When Guidry resurfaced, he went straight into a detox center for eight days, then to a 30-day treatment center in Louisiana. Today he ranks among the top 30 jockeys nationally in earnings and will be aboard Sharp Humor in the Derby.

Valenzuela has been the Steve Howe of horse racing -- suspended so many times for failed sobriety that it's hard to keep track anymore. The last one, in 2004, which is believed to put him in double figures, came with a tragicomic twist: P-Val showed up completely shaved, head to toe, for drug-testing of his hair follicles.

Now the 43-year-old is third nationally in earnings and will ride Keyed Entry in search of his second Derby victory, the previous one coming on Sunday Silence in 1989 -- when the world appeared to be Valenzuela's for the taking.

"I haven't seen Patrick this happy in a long, long time," said Bob Fletcher, executive director of the Winner's Foundation, a non-profit agency created in California specifically to assist substance abusers involved in thoroughbred racing. "How can you look at him and not think he's one of the great talents ever on a horse? How do you come back from all that, at his age, and still get on a horse and win?

"I know Patrick takes a lot of heat, but when do you give up on a human being?"

Gomez once gave up on himself. The once-promising young jockey hop-scotched in and out of rehab, then finally quit riding for two years. Finally, he left his pregnant wife and all other responsibilities behind to run off with twin mistresses, crack cocaine and alcohol.

He bottomed out with a 40-day stay in jail for possession of coke.

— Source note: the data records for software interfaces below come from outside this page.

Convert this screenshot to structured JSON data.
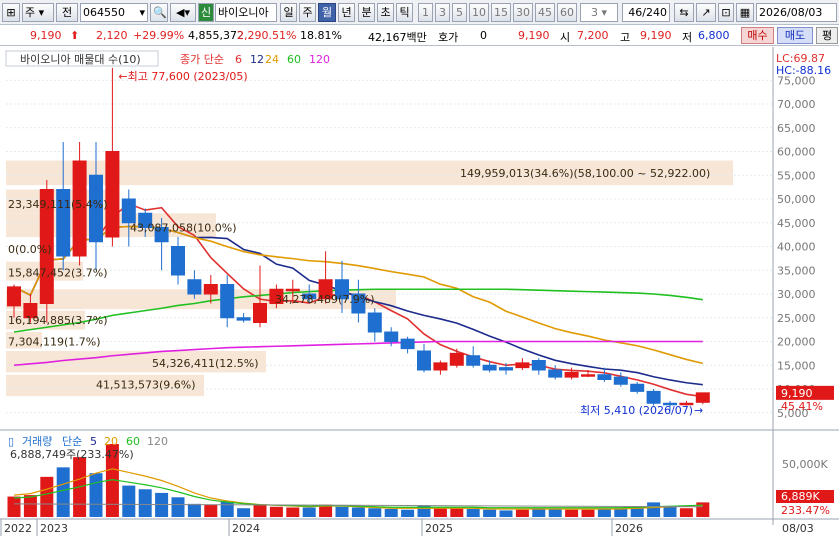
{
  "toolbar": {
    "mode": "주",
    "tab_prev": "전",
    "code": "064550",
    "sin_label": "신",
    "name": "바이오니아",
    "periods": [
      "일",
      "주",
      "월",
      "년",
      "분",
      "초",
      "틱"
    ],
    "active_period": "월",
    "minutes": [
      "1",
      "3",
      "5",
      "10",
      "15",
      "30",
      "45",
      "60"
    ],
    "custom_minute": "3",
    "view_count": "46",
    "view_total": "/240",
    "date": "2026/08/03"
  },
  "quote": {
    "price": "9,190",
    "arrow": "⬆",
    "change": "2,120",
    "change_pct": "+29.99%",
    "volume": "4,855,372",
    "vol_pct": "2,290.51%",
    "turnover_pct": "18.81%",
    "amount": "42,167백만",
    "hoga_label": "호가",
    "hoga_value": "0",
    "hoga_price": "9,190",
    "open_label": "시",
    "open": "7,200",
    "high_label": "고",
    "high": "9,190",
    "low_label": "저",
    "low": "6,800",
    "buy": "매수",
    "sell": "매도",
    "eval": "평"
  },
  "chart": {
    "legend_title": "바이오니아 매물대 수(10)",
    "legend_ma": "종가 단순",
    "ma_periods": [
      "6",
      "12",
      "24",
      "60",
      "120"
    ],
    "ma_colors": [
      "#e03030",
      "#1c2b8c",
      "#e09a00",
      "#20c020",
      "#e020e0"
    ],
    "lc": "LC:69.87",
    "hc": "HC:-88.16",
    "high_note": "←최고 77,600 (2023/05)",
    "low_note": "최저 5,410 (2026/07)",
    "low_arrow": "→",
    "price_tag": "9,190",
    "pct_tag": "45.41%",
    "yticks": [
      "75,000",
      "70,000",
      "65,000",
      "60,000",
      "55,000",
      "50,000",
      "45,000",
      "40,000",
      "35,000",
      "30,000",
      "25,000",
      "20,000",
      "15,000",
      "10,000",
      "5,000"
    ],
    "profile": [
      "149,959,013(34.6%)(58,100.00 ~ 52,922.00)",
      "23,349,111(5.4%)",
      "43,087,058(10.0%)",
      "0(0.0%)",
      "15,847,452(3.7%)",
      "34,278,489(7.9%)",
      "16,194,885(3.7%)",
      "7,304,119(1.7%)",
      "54,326,411(12.5%)",
      "41,513,573(9.6%)"
    ],
    "vol_legend": "거래량",
    "vol_ma_label": "단순",
    "vol_ma": [
      "5",
      "20",
      "60",
      "120"
    ],
    "vol_ma_colors": [
      "#1c2b8c",
      "#e09a00",
      "#20c020",
      "#888888"
    ],
    "vol_note": "6,888,749주(233.47%)",
    "vol_tick": "50,000K",
    "vol_tag": "6,889K",
    "vol_pct": "233.47%",
    "xlabels": [
      "2022",
      "2023",
      "2024",
      "2025",
      "2026"
    ],
    "xend": "08/03"
  },
  "chart_data": {
    "type": "candlestick",
    "period": "monthly",
    "unit": "KRW",
    "ylim": [
      2000,
      82000
    ],
    "candles": [
      [
        27500,
        31500,
        25000,
        32000
      ],
      [
        25000,
        28000,
        24000,
        30000
      ],
      [
        28000,
        52000,
        24000,
        54000
      ],
      [
        52000,
        38000,
        35000,
        62000
      ],
      [
        38000,
        58000,
        36000,
        62000
      ],
      [
        55000,
        41000,
        35000,
        62000
      ],
      [
        42000,
        60000,
        40000,
        77600
      ],
      [
        50000,
        45000,
        40000,
        52000
      ],
      [
        47000,
        44000,
        42000,
        48000
      ],
      [
        44000,
        41000,
        35000,
        46000
      ],
      [
        40000,
        34000,
        32000,
        42000
      ],
      [
        33000,
        30000,
        29000,
        35000
      ],
      [
        30000,
        32000,
        28000,
        34000
      ],
      [
        32000,
        25000,
        23000,
        34000
      ],
      [
        25000,
        24500,
        24000,
        26000
      ],
      [
        24000,
        28000,
        23000,
        36000
      ],
      [
        28000,
        31000,
        27000,
        32000
      ],
      [
        31000,
        31000,
        28000,
        33000
      ],
      [
        30000,
        29000,
        28000,
        32000
      ],
      [
        29000,
        33000,
        28000,
        39000
      ],
      [
        33000,
        29000,
        26000,
        37000
      ],
      [
        30000,
        26000,
        24000,
        33000
      ],
      [
        26000,
        22000,
        20000,
        27000
      ],
      [
        22000,
        20000,
        19000,
        23000
      ],
      [
        20500,
        18500,
        17500,
        21000
      ],
      [
        18000,
        14000,
        13500,
        19500
      ],
      [
        14000,
        15500,
        13000,
        16000
      ],
      [
        15000,
        17500,
        14500,
        18500
      ],
      [
        17000,
        15000,
        14500,
        19000
      ],
      [
        15000,
        14000,
        13500,
        16000
      ],
      [
        14500,
        14000,
        13000,
        15500
      ],
      [
        14500,
        15500,
        14000,
        16500
      ],
      [
        16000,
        14000,
        13000,
        16500
      ],
      [
        14000,
        12500,
        12000,
        15000
      ],
      [
        12500,
        13500,
        12000,
        14500
      ],
      [
        13000,
        13000,
        12500,
        14000
      ],
      [
        13000,
        12000,
        11500,
        14500
      ],
      [
        12500,
        11000,
        10500,
        13500
      ],
      [
        11000,
        9500,
        9000,
        11500
      ],
      [
        9500,
        7000,
        6500,
        10000
      ],
      [
        7000,
        6800,
        5410,
        7500
      ],
      [
        6800,
        7000,
        6500,
        7500
      ],
      [
        7200,
        9190,
        6800,
        9190
      ]
    ],
    "volume_relative": [
      0.28,
      0.3,
      0.55,
      0.68,
      0.82,
      0.6,
      1.0,
      0.43,
      0.38,
      0.33,
      0.27,
      0.18,
      0.17,
      0.22,
      0.12,
      0.17,
      0.14,
      0.13,
      0.13,
      0.17,
      0.14,
      0.13,
      0.12,
      0.11,
      0.1,
      0.16,
      0.12,
      0.12,
      0.11,
      0.1,
      0.09,
      0.1,
      0.12,
      0.11,
      0.1,
      0.1,
      0.11,
      0.12,
      0.15,
      0.2,
      0.14,
      0.12,
      0.2
    ]
  }
}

"How can you look at him and not think he's one of the great talents ever on a horse? How do you come back from all that, at his age, and still get on a horse and win?"
Bob Fletcher, talking about Patrick Valenzuela

"He was arrogant, self-centered and selfish," said Fletcher, who said he once physically pulled Gomez out of a crack house in Claremont, Calif. "Now he's humble, he's a delight to be around, he has consideration of others. It's not all about Garrett these days.

"Garrett changes diapers these days. As simple as that sounds, that would never have happened before."

Today Gomez says he's been sober for nearly three years and is, by all accounts, a good husband and doting father to two children. Not coincidentally, Gomez is the nation's leading jockey in purse money for 2006.

"It's amazing what happens," Pam Gomez said, "when you get your mind straight."

After winning the Wood Memorial and the Blue Grass Stakes on successive weekends in April, Garrett became the star rider of this Derby campaign. He had his pick of two Kentucky Derby rides for super trainer Baffert and chose Bob and John, considered one of the prime contenders to wear the roses, over Sinister Minister.

"Best three years of my life," he said of his current sobriety.

"He's in a good place in his life right now," Baffert said.

All of the 20 riders who will pose for the Kentucky Derby picture this Saturday are in the place they dream of. The hard part is staying there, in sound mind and body.

But when the men and women in the white pants fall off a horse, they tend to get right back on. That's what jockeys do.

Pat Forde is a senior writer for ESPN.com. He can be reached at ESPN4D@aol.com.

Kentucky Derby television coverage begins Saturday, May 6 at 5 p.m. ET on NBC Sports